**What to produce**
Beneath this sentence is a set of records; write each of them out exactly.

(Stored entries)
------------------------

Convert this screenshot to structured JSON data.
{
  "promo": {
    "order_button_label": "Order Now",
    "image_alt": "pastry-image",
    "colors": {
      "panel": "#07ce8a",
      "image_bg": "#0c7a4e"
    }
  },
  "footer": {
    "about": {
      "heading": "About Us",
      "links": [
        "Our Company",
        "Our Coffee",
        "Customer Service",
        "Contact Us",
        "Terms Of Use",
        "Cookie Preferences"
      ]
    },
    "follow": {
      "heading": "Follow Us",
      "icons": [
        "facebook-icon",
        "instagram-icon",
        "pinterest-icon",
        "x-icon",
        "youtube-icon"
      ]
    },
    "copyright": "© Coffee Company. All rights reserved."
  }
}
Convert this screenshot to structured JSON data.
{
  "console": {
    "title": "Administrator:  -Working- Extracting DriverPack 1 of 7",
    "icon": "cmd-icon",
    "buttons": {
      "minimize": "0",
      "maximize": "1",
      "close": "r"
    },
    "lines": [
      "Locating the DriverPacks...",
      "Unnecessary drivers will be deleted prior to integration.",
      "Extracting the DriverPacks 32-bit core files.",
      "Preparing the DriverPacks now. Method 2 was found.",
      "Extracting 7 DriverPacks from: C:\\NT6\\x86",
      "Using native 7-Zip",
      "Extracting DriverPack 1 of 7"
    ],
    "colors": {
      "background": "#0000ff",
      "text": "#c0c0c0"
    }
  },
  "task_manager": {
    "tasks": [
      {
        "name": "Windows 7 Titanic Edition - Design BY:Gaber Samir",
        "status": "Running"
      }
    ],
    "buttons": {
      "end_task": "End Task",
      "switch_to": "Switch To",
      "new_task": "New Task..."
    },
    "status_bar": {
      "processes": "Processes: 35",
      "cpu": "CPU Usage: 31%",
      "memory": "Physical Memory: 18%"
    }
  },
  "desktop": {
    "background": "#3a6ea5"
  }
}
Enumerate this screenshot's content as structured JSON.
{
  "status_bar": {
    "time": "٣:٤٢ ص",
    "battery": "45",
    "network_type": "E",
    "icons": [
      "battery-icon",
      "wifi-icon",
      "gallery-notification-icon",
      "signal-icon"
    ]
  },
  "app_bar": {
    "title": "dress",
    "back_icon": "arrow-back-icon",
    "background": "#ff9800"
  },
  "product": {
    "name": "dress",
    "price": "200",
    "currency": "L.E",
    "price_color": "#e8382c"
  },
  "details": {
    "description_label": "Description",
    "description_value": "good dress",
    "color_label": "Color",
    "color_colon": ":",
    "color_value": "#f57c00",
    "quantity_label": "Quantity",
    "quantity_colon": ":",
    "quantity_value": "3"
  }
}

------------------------

**Output for this task**
Convert this screenshot to structured JSON data.
{
  "promo": {
    "order_button_label": "Order Now",
    "image_alt": "pastry-image",
    "colors": {
      "panel": "#07ce8a",
      "image_bg": "#0c7a4e"
    }
  },
  "footer": {
    "about": {
      "heading": "About Us",
      "links": [
        "Our Company",
        "Our Coffee",
        "Customer Service",
        "Contact Us",
        "Terms Of Use",
        "Cookie Preferences"
      ]
    },
    "follow": {
      "heading": "Follow Us",
      "icons": [
        "facebook-icon",
        "instagram-icon",
        "pinterest-icon",
        "x-icon",
        "youtube-icon"
      ]
    },
    "copyright": "© Coffee Company. All rights reserved."
  }
}
Convert this screenshot to structured JSON data.
{
  "console": {
    "title": "Administrator:  -Working- Extracting DriverPack 1 of 7",
    "icon": "cmd-icon",
    "buttons": {
      "minimize": "0",
      "maximize": "1",
      "close": "r"
    },
    "lines": [
      "Locating the DriverPacks...",
      "Unnecessary drivers will be deleted prior to integration.",
      "Extracting the DriverPacks 32-bit core files.",
      "Preparing the DriverPacks now. Method 2 was found.",
      "Extracting 7 DriverPacks from: C:\\NT6\\x86",
      "Using native 7-Zip",
      "Extracting DriverPack 1 of 7"
    ],
    "colors": {
      "background": "#0000ff",
      "text": "#c0c0c0"
    }
  },
  "task_manager": {
    "tasks": [
      {
        "name": "Windows 7 Titanic Edition - Design BY:Gaber Samir",
        "status": "Running"
      }
    ],
    "buttons": {
      "end_task": "End Task",
      "switch_to": "Switch To",
      "new_task": "New Task..."
    },
    "status_bar": {
      "processes": "Processes: 35",
      "cpu": "CPU Usage: 31%",
      "memory": "Physical Memory: 18%"
    }
  },
  "desktop": {
    "background": "#3a6ea5"
  }
}
Enumerate this screenshot's content as structured JSON.
{
  "status_bar": {
    "time": "٣:٤٢ ص",
    "battery": "45",
    "network_type": "E",
    "icons": [
      "battery-icon",
      "wifi-icon",
      "gallery-notification-icon",
      "signal-icon"
    ]
  },
  "app_bar": {
    "title": "dress",
    "back_icon": "arrow-back-icon",
    "background": "#ff9800"
  },
  "product": {
    "name": "dress",
    "price": "200",
    "currency": "L.E",
    "price_color": "#e8382c"
  },
  "details": {
    "description_label": "Description",
    "description_value": "good dress",
    "color_label": "Color",
    "color_colon": ":",
    "color_value": "#f57c00",
    "quantity_label": "Quantity",
    "quantity_colon": ":",
    "quantity_value": "3"
  }
}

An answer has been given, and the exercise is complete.